- Their material is a safety based so it shouldn't shatter easily
- The colors they use are food coloring
Now even thou we're reviewing one of their Promotional part bolt/part screw on set this time around there are some other holds that are en-route
That aside the Stone Set is interesting, I generally don't like holds that are too small especially screw ons because they can be sharp... but this isn't the case these holds despite being small are pretty friendly there are some sharp(ish) edges but as these holds are molded from real rock shapes and they're made to simulate rock so it's kind of expected that this is the case. Some of the holds are a little sharp as I said, but I think Greengrip could select the rocks that they're molding from a little more carefully; if you look at the image of the holds at the top of this post the middle most holds is has the sharpest edges but it is also one of the most interesting shapes from the set, it has lots of grabbing options, the only problem with this is that to turn the hold you're going to need your drill
Overall do I like the holds? I really don't mind them I think that easier routes on simple on slight inclines and slabs is where these holds shine, I know I don't want to be making dynamic moves to small semi sharp holds so I generally avoid doing so and I'd suggest you do that same or limit your routes to not include to many of these types. There are a lot of options with these holds, being screw ons you want to set well so you don't have to move the holds too much otherwise your wall is going to start looking like swiss cheese :) Eco-holds is something that I can see being a bigger market over the next few years, Nicros have been doing it with the soy-based holds for years and other company's are getting on the boat, Greengrips have started well if they can sort out their backing material these holds could be the greenest grips on the planet... now I hope the Icebergs turn up before they melt so we can try something larger

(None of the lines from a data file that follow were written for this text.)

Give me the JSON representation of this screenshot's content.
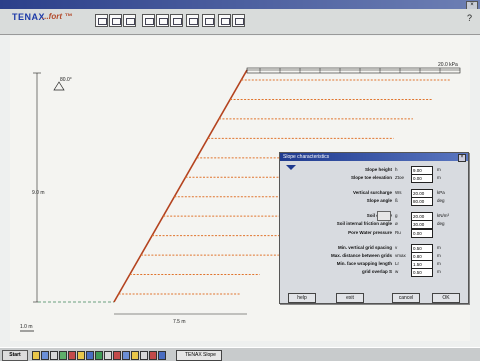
{
  "app": {
    "logo": "TENAX",
    "logo_sub": "...fort ™"
  },
  "toolbar": {
    "icons": [
      "open-icon",
      "save-icon",
      "grid-icon",
      "data-icon",
      "table-icon",
      "print-icon",
      "calc-icon",
      "report-icon",
      "info-icon"
    ],
    "help": "?"
  },
  "drawing": {
    "top_label": "20.0 kPa",
    "height_label": "9.0 m",
    "base_label": "7.5 m",
    "scale_label": "1.0 m",
    "slope_label": "80.0°",
    "grid_count": 12
  },
  "dialog": {
    "title": "Slope characteristics",
    "fields": [
      {
        "label": "Slope height",
        "sym": "h",
        "value": "9.00",
        "unit": "m"
      },
      {
        "label": "Slope toe elevation",
        "sym": "Ztoe",
        "value": "0.00",
        "unit": "m"
      },
      {
        "label": "Vertical surcharge",
        "sym": "Ws",
        "value": "20.00",
        "unit": "kPa"
      },
      {
        "label": "Slope angle",
        "sym": "ß",
        "value": "80.00",
        "unit": "deg"
      },
      {
        "label": "Soil density",
        "sym": "g",
        "value": "20.00",
        "unit": "kN/m³"
      },
      {
        "label": "Soil internal friction angle",
        "sym": "ø",
        "value": "30.00",
        "unit": "deg"
      },
      {
        "label": "Pore Water pressure",
        "sym": "Ru",
        "value": "0.00",
        "unit": ""
      },
      {
        "label": "Min. vertical grid spacing",
        "sym": "v",
        "value": "0.50",
        "unit": "m"
      },
      {
        "label": "Max. distance between grids",
        "sym": "vmax",
        "value": "0.80",
        "unit": "m"
      },
      {
        "label": "Min. face wrapping length",
        "sym": "Lr",
        "value": "1.50",
        "unit": "m"
      },
      {
        "label": "grid overlap S",
        "sym": "w",
        "value": "0.50",
        "unit": "m"
      }
    ],
    "buttons": {
      "help": "help",
      "exit": "exit",
      "cancel": "cancel",
      "ok": "OK"
    }
  },
  "taskbar": {
    "start": "Start",
    "task": "TENAX Slope"
  },
  "colors": {
    "slope": "#b4431f",
    "grid": "#e0742d",
    "ground": "#6aa07f",
    "dimension": "#222222"
  }
}
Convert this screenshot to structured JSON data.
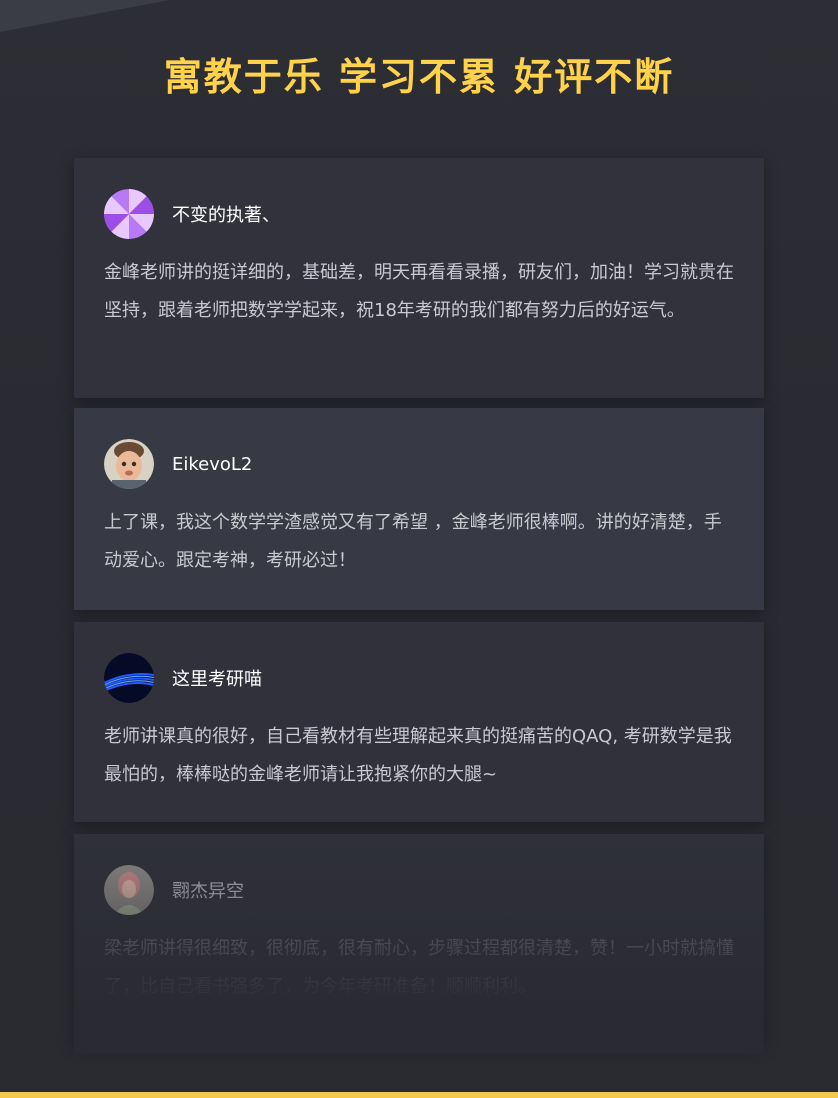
{
  "headline": "寓教于乐 学习不累 好评不断",
  "reviews": [
    {
      "username": "不变的执著、",
      "avatar_icon": "purple-pinwheel-avatar",
      "comment": "金峰老师讲的挺详细的，基础差，明天再看看录播，研友们，加油！学习就贵在坚持，跟着老师把数学学起来，祝18年考研的我们都有努力后的好运气。"
    },
    {
      "username": "EikevoL2",
      "avatar_icon": "child-photo-avatar",
      "comment": "上了课，我这个数学学渣感觉又有了希望 ，金峰老师很棒啊。讲的好清楚，手动爱心。跟定考神，考研必过！"
    },
    {
      "username": "这里考研喵",
      "avatar_icon": "blue-lines-avatar",
      "comment": "老师讲课真的很好，自己看教材有些理解起来真的挺痛苦的QAQ, 考研数学是我最怕的，棒棒哒的金峰老师请让我抱紧你的大腿~"
    },
    {
      "username": "翾杰异空",
      "avatar_icon": "girl-photo-avatar",
      "comment": "梁老师讲得很细致，很彻底，很有耐心，步骤过程都很清楚，赞！一小时就搞懂了，比自己看书强多了，为今年考研准备！顺顺利利。"
    }
  ],
  "colors": {
    "background": "#2a2b32",
    "headline": "#ffd24a",
    "accent_bar": "#f2c94c"
  }
}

I don't know if the guys at Green grip have seen our review on the Dream holds Dumby Basalts cause these shapes from Green grip have a very similar feel. We use this word, "similar", quite a bit of late. There are a lot of great shapes out there and those who mold the holds draw influence from other shapers and there is nothing wrong with that, unless you're like some companies and downright copy molds from other companies (we know who you are;). Well Greengrip is not one of those companies. When I say that the shapes are similar, I mean in idea only. These real rock shapes are much smaller than those from Dream holds and since they're cast from real rock, the shapes are much different from those from Dream holds.
In most reviews I talk about the problems we set with the holds and how we held up on them, what I think about the aesthetics and shapes, but I think that with these holds, I must first talk about the composition of the holds. We're entering an age of environmental awareness and Greengrip is on the forefront developing eco friendly polymers and epoxies. I won't get into the chemistry of things (you can get the info on their website) and I won't say that I understand it, I can just say that they've developed a composition that is very light.

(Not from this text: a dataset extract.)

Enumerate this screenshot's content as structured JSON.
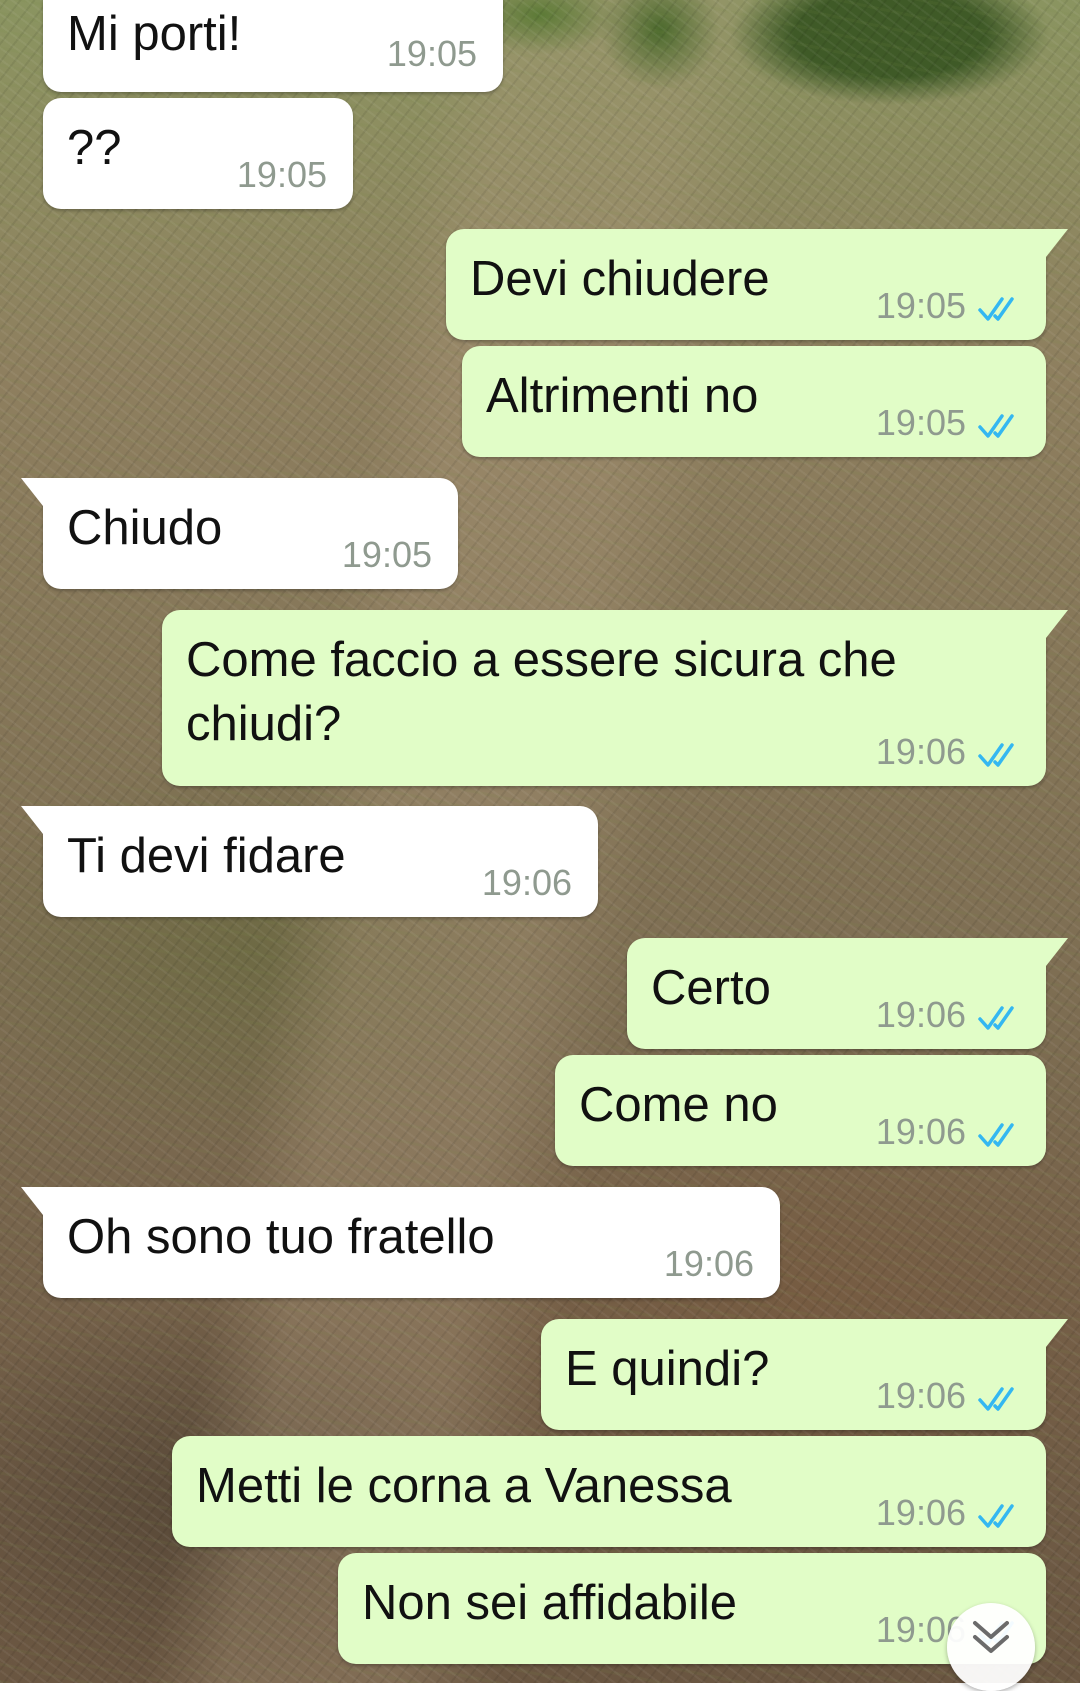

So now onto the part of the review you have all been waiting for: What do I think of the holds? Well, I think that we have some brilliant holds in our possession. I would really like to see more shapes with bolt holes instead of being mounted with screws. That just because I'm lazy and I weasel my way out of setting with screw on holds. What I've realized from climbing on real rock shapes is that the holds still have the sharp edges you would find climbing outside but there isn't that bite that would leave your skin burning after a couple of attempts. I would attribute this to the fact that plastic, be it polyurethane, recycled or a secret mixture, is softer that rock and thanks to that we can climb on into the wee hours of the night.
- Environmentally friendly

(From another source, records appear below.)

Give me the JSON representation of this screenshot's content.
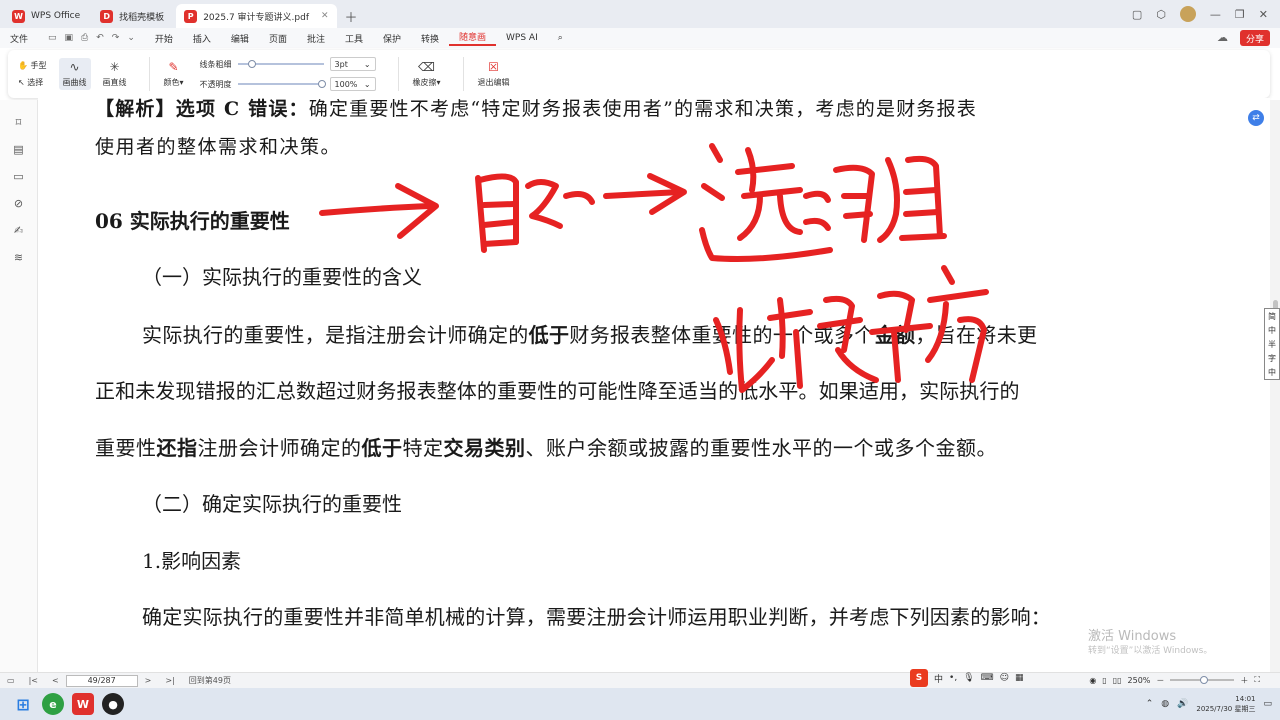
{
  "tabs": [
    {
      "label": "WPS Office",
      "badge": "W",
      "color": "#e0312d",
      "active": false
    },
    {
      "label": "找稻壳模板",
      "badge": "D",
      "color": "#e0312d",
      "active": false
    },
    {
      "label": "2025.7 审计专题讲义.pdf",
      "badge": "P",
      "color": "#e0312d",
      "active": true
    }
  ],
  "menu": {
    "file": "文件",
    "items": [
      "开始",
      "插入",
      "编辑",
      "页面",
      "批注",
      "工具",
      "保护",
      "转换"
    ],
    "active": "随意画",
    "ai": "WPS AI",
    "share": "分享"
  },
  "ribbon": {
    "hand": "手型",
    "select": "选择",
    "curve": "画曲线",
    "line": "画直线",
    "color_label": "颜色",
    "color_value": "#e0312d",
    "thickness_label": "线条粗细",
    "thickness_value": "3pt",
    "opacity_label": "不透明度",
    "opacity_value": "100%",
    "eraser": "橡皮擦",
    "exit": "退出编辑"
  },
  "document": {
    "line1_prefix": "【解析】选项 C 错误：",
    "line1_rest": "确定重要性不考虑“特定财务报表使用者”的需求和决策，考虑的是财务报表",
    "line2": "使用者的整体需求和决策。",
    "heading": "06 实际执行的重要性",
    "sub1": "（一）实际执行的重要性的含义",
    "p1_a": "实际执行的重要性，是指注册会计师确定的",
    "p1_b": "低于",
    "p1_c": "财务报表整体重要性的一个或多个",
    "p1_d": "金额",
    "p1_e": "，旨在将未更",
    "p2": "正和未发现错报的汇总数超过财务报表整体的重要性的可能性降至适当的低水平。如果适用，实际执行的",
    "p3_a": "重要性",
    "p3_b": "还指",
    "p3_c": "注册会计师确定的",
    "p3_d": "低于",
    "p3_e": "特定",
    "p3_f": "交易类别",
    "p3_g": "、账户余额或披露的重要性水平的一个或多个金额。",
    "sub2": "（二）确定实际执行的重要性",
    "sub3": "1.影响因素",
    "p4": "确定实际执行的重要性并非简单机械的计算，需要注册会计师运用职业判断，并考虑下列因素的影响："
  },
  "side_tool_chars": [
    "简",
    "中",
    "半",
    "字",
    "中"
  ],
  "watermark": {
    "title": "激活 Windows",
    "sub": "转到“设置”以激活 Windows。"
  },
  "status": {
    "page": "49/287",
    "goto": "回到第49页",
    "zoom": "250%"
  },
  "ime": {
    "logo": "S",
    "lang": "中"
  },
  "taskbar": {
    "time": "14:01",
    "date": "2025/7/30 星期三"
  }
}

- For their size they are light and strong
- Limited range thus far
- Screw ons aren't for everyone